When people use the word “sinusitis,” they are usually discussing bacterial sinusitis. Most episodes of bacterial sinusitis begin as a viral illness (cold) and then become a secondary bacterial infection. Since a cold is a virus, it will not respond to antibiotics. It goes away on its own after a few days. 

Bacterial sinusitis might go away on its own, but if it lasts more than 10 days, you may benefit from prescription treatment. Your doctor will let you know if you need antibiotics, and you should not take them unless you need them.

Symptoms of sinusitis may include:

  • Stuffy or runny nose
  • Decreased sense of smell
  • Post nasal drip, when mucus collects at the back of your throat and feels like it is dripping
  • Fever
  • Cough
  • Facial pressure or pain that might get worse when you lean forward
  • Pain in the upper teeth



You might be surprised to learn that a bad headache is rarely a symptom of sinus problems. It is more likely a migraine or other headache condition and not a “sinus headache.” Your doctor can help you find out, so you can get the right treatment.

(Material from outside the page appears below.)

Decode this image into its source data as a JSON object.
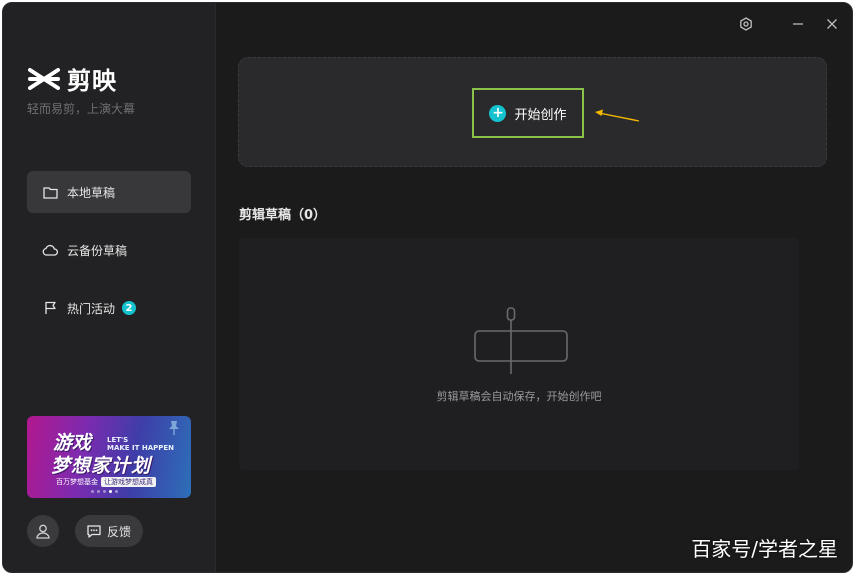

If you have had sinusitis symptoms for less than 12 weeks, no tests are needed. If your symptoms have lasted more than 12 weeks, your doctor will probably ask for a CT scan. Regular X-rays and magnetic resonance imaging (MRI) are rarely helpful tests compared to CT scans when investigating sinus concerns.

Outlook & Prognosis


Complications or severe problems from sinusitis are rare, but sinusitis can keep you from fully enjoying life. It can affect your work, school or other activities. Do not give up or just try to live with it. Our ear, nose and throat team can help. You might be surprised at how well you feel after treatment.

We can help

You do not have to suffer with sinusitis. To make an appointment, call 717-531-6822